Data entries
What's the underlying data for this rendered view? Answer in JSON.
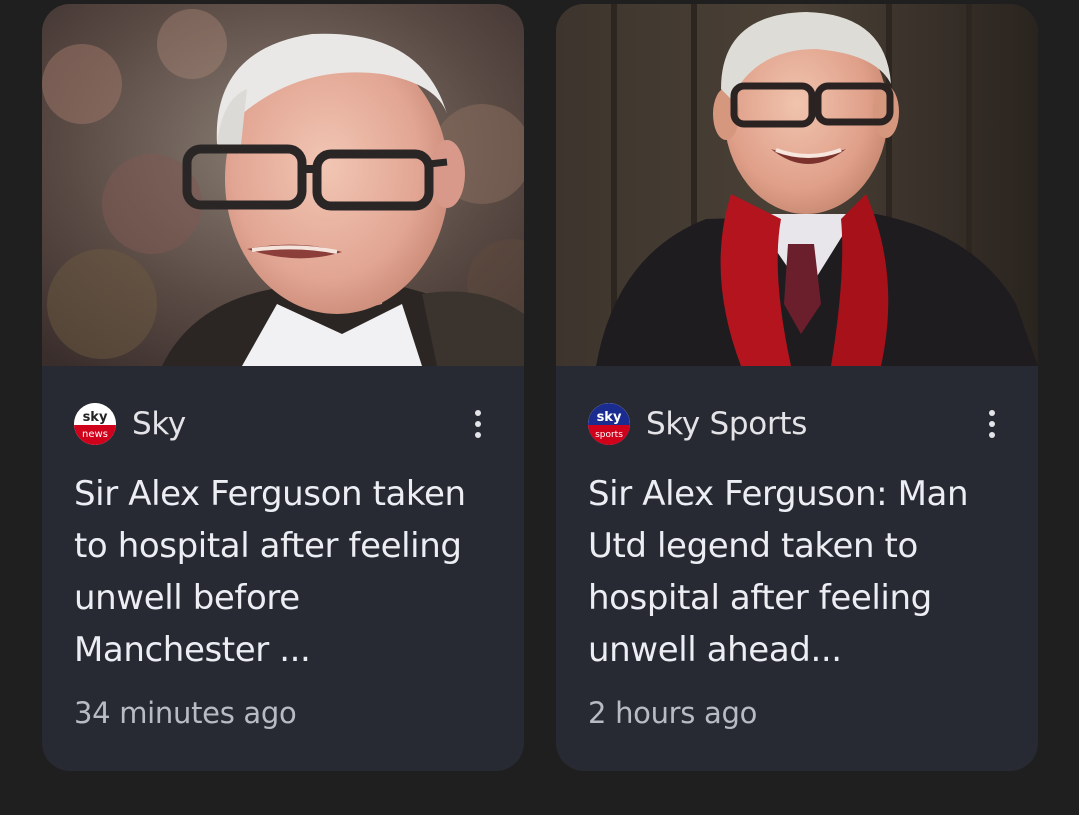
{
  "articles": [
    {
      "source": {
        "name": "Sky",
        "logo_top": "sky",
        "logo_bottom": "news",
        "logo_color": "#d0021b"
      },
      "headline": "Sir Alex Ferguson taken to hospital after feeling unwell before Manchester ...",
      "timestamp": "34 minutes ago"
    },
    {
      "source": {
        "name": "Sky Sports",
        "logo_top": "sky",
        "logo_bottom": "sports",
        "logo_color": "#1a2c8f"
      },
      "headline": "Sir Alex Ferguson: Man Utd legend taken to hospital after feeling unwell ahead...",
      "timestamp": "2 hours ago"
    }
  ],
  "colors": {
    "page_bg": "#1f1f1f",
    "card_bg": "#282a33",
    "headline_text": "#eceef4",
    "meta_text": "#b8bac4"
  }
}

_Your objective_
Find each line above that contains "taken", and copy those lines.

_Exercise solution_
      "headline": "Sir Alex Ferguson taken to hospital after feeling unwell before Manchester ...",
      "headline": "Sir Alex Ferguson: Man Utd legend taken to hospital after feeling unwell ahead...",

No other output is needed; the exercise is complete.